#### WHAT IS EXPECTED
Search the data for the word "love" and copy every line where it occurs.
=== DATA RECORDS ===
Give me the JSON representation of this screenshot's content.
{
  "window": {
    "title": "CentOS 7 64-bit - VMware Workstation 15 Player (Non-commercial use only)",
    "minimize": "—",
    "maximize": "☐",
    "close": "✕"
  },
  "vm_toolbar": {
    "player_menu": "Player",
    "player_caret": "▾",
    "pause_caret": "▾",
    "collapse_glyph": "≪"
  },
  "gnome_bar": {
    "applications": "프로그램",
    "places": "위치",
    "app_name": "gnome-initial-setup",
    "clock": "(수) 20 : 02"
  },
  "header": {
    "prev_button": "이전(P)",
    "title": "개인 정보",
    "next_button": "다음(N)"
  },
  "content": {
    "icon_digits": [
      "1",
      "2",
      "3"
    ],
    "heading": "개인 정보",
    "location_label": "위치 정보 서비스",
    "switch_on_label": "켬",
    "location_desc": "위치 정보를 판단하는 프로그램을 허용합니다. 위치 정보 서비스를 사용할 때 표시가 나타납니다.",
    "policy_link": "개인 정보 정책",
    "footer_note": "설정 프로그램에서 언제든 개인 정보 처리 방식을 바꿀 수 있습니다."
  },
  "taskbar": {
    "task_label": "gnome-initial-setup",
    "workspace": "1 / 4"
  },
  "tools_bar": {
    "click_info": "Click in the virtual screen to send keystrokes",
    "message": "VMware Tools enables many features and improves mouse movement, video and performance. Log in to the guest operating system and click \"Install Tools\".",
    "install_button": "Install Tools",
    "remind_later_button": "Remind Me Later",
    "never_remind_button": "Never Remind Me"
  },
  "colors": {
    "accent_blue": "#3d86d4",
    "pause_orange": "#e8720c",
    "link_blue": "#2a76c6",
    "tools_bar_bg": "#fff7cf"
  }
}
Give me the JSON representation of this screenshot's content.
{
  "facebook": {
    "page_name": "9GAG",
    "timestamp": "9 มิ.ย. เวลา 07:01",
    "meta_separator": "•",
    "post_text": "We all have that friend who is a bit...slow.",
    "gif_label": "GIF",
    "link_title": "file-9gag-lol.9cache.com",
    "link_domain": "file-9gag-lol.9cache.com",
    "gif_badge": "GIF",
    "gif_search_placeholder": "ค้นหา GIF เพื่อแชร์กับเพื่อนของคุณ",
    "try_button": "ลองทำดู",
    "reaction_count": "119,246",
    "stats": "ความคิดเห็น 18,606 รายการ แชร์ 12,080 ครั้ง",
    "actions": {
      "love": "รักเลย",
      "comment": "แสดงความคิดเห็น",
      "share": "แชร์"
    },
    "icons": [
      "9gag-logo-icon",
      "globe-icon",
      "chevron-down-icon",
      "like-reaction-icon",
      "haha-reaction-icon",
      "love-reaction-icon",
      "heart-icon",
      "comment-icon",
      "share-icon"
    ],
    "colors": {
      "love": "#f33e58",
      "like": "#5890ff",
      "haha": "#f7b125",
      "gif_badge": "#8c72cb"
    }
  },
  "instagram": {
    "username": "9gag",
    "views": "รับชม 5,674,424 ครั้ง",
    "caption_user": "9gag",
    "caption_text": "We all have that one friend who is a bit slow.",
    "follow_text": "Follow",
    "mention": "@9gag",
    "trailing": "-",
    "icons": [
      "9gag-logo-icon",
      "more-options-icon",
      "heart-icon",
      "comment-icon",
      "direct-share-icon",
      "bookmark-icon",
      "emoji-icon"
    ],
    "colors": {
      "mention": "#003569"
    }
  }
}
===
#### ANSWER BELOW
      "love": "รักเลย",
      "love-reaction-icon",
      "love": "#f33e58",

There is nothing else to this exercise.